To protect users from cryptographic attacks that can compromise secure web connections, the popular Firefox browser will block access to HTTPS servers that use weak Diffie-Hellman keys.
Diffie-Hellman is a key exchange protocol that is slowly replacing the widely used RSA key agreement for the TLS (Transport Layer Security) protocol. Unlike RSA, Diffie-Hellman can be used with TLS’s ephemeral modes, which provide forward secrecy — a property that prevents the decryption of previously captured traffic if the key is cracked at a later time.
However, in May 2015 a team of researchers devised a downgrade attack that could compromise the encryption connection between browsers and servers if those servers supported DHE_EXPORT, a version of Diffie-Hellman key exchange imposed on exported cryptographic systems by the U.S. National Security Agency in the 1990s and which limited the key size to 512 bits. In May 2015 around 7 percent of websites on the internet were vulnerable to the attack, which was dubbed LogJam.
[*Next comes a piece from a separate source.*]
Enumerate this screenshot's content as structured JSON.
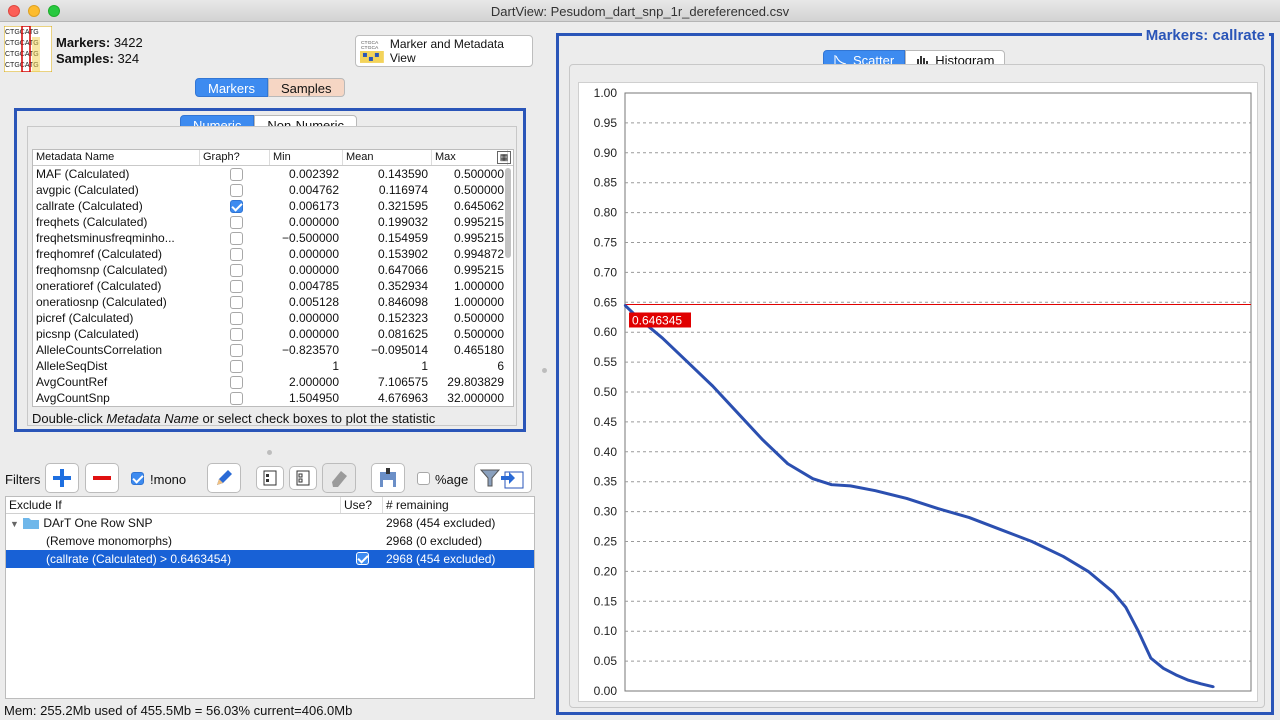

“In response to recent developments attacking Diffie-Hellman key exchange and to protect the privacy of Firefox users, we have increased the minimum key size for TLS handshakes using Diffie-Hellman key exchange to 1023 bits,” David Keeler, a Mozilla security engineer, said in a blog post Friday.
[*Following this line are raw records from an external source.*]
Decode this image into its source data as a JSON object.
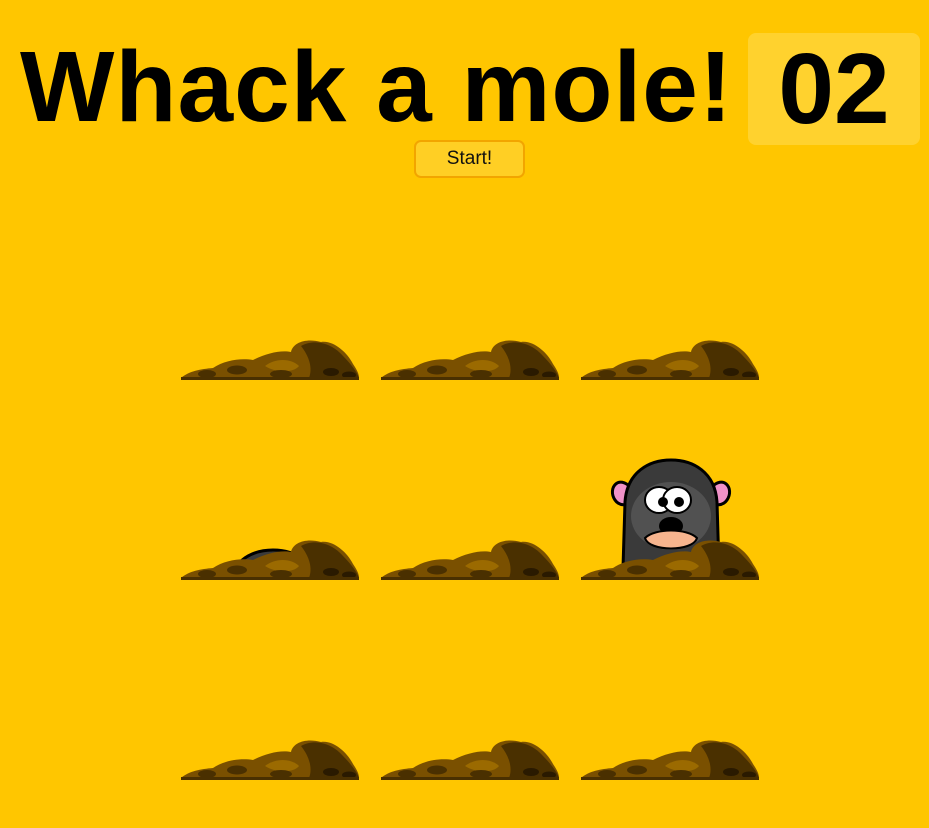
{
  "game": {
    "title": "Whack a mole!",
    "score": "02",
    "start_label": "Start!",
    "colors": {
      "background": "#ffc600",
      "score_box": "#ffd22e",
      "dirt_dark": "#4a3000",
      "dirt_mid": "#7a5000",
      "dirt_light": "#9b6a00",
      "mole_body": "#3a3a3a",
      "mole_nose": "#f6b48e",
      "mole_ears": "#f092c8"
    },
    "holes": [
      {
        "state": "empty"
      },
      {
        "state": "empty"
      },
      {
        "state": "empty"
      },
      {
        "state": "peek"
      },
      {
        "state": "empty"
      },
      {
        "state": "up"
      },
      {
        "state": "empty"
      },
      {
        "state": "empty"
      },
      {
        "state": "empty"
      }
    ]
  }
}
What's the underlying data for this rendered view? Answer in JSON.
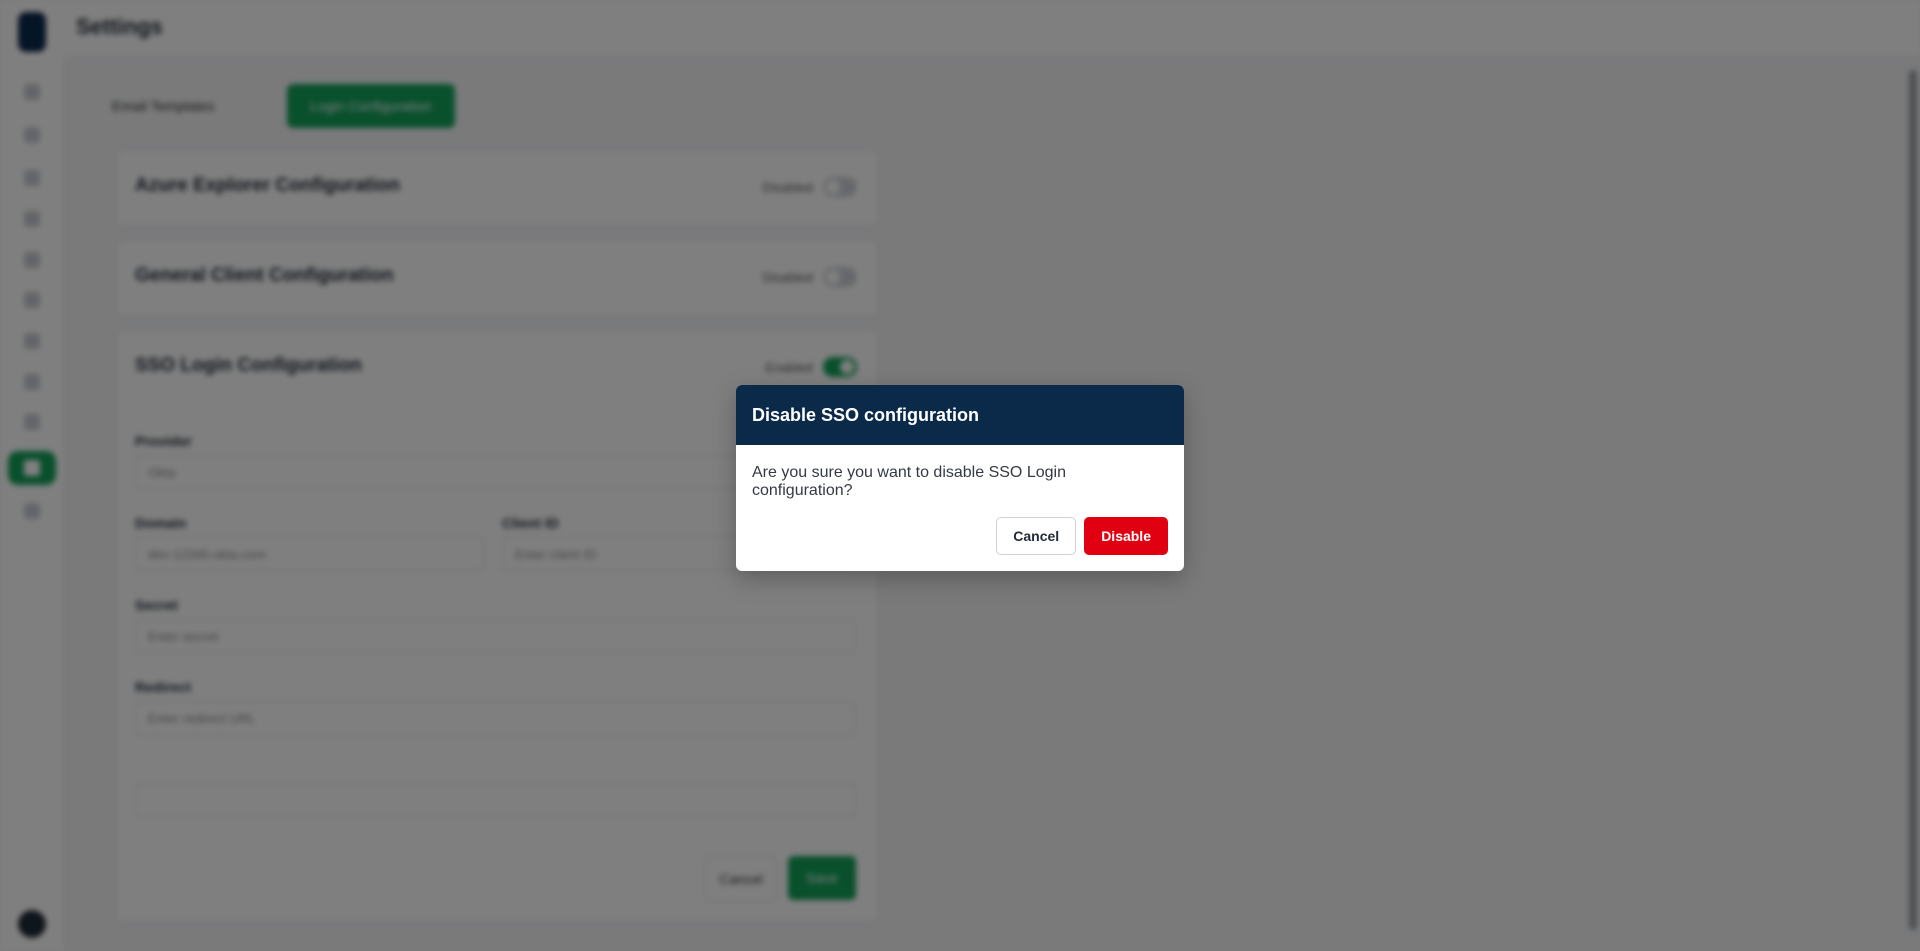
{
  "app": {
    "page_title": "Settings"
  },
  "background": {
    "tab_plain_label": "Email Templates",
    "tab_active_label": "Login Configuration",
    "panels": [
      {
        "title": "Azure Explorer Configuration",
        "status": "Disabled"
      },
      {
        "title": "General Client Configuration",
        "status": "Disabled"
      },
      {
        "title": "SSO Login Configuration",
        "status": "Enabled"
      }
    ],
    "fields": {
      "provider_label": "Provider",
      "provider_value": "Okta",
      "domain_label": "Domain",
      "domain_value": "dev-12345.okta.com",
      "client_label": "Client ID",
      "client_placeholder": "Enter client ID",
      "secret_label": "Secret",
      "secret_placeholder": "Enter secret",
      "redirect_label": "Redirect",
      "redirect_placeholder": "Enter redirect URL"
    },
    "cancel_label": "Cancel",
    "save_label": "Save"
  },
  "modal": {
    "title": "Disable SSO configuration",
    "message": "Are you sure you want to disable SSO Login configuration?",
    "cancel_label": "Cancel",
    "confirm_label": "Disable"
  },
  "colors": {
    "modal_header": "#0b2a4a",
    "danger": "#e00012",
    "accent": "#12a15a"
  },
  "icons": {
    "logo": "app-logo-icon",
    "nav": [
      "home-icon",
      "users-icon",
      "database-icon",
      "reports-icon",
      "chart-icon",
      "list-icon",
      "settings-icon",
      "folder-icon",
      "calendar-icon",
      "login-config-icon",
      "more-icon"
    ]
  }
}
A small number of servers are still not configured to use strong enough keys and Firefox users trying to access them will receive an error called “ssl_error_weak_server_ephemeral_dh_key,” Keeler said.
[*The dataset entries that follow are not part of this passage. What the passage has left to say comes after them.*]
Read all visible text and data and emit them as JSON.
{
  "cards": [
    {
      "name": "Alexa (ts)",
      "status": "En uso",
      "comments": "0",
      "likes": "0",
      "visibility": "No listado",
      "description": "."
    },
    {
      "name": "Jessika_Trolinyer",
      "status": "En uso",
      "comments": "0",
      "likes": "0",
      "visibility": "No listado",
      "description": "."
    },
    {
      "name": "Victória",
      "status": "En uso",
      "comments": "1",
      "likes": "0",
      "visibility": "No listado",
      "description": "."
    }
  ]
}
According to a recent survey of the top 140,000 HTTPS websites on the internet by traffic, around 5 percent of them used keys smaller than 1024 bits. The currently recommended size is 2048 bits and over 67 percent of these sites conform to that.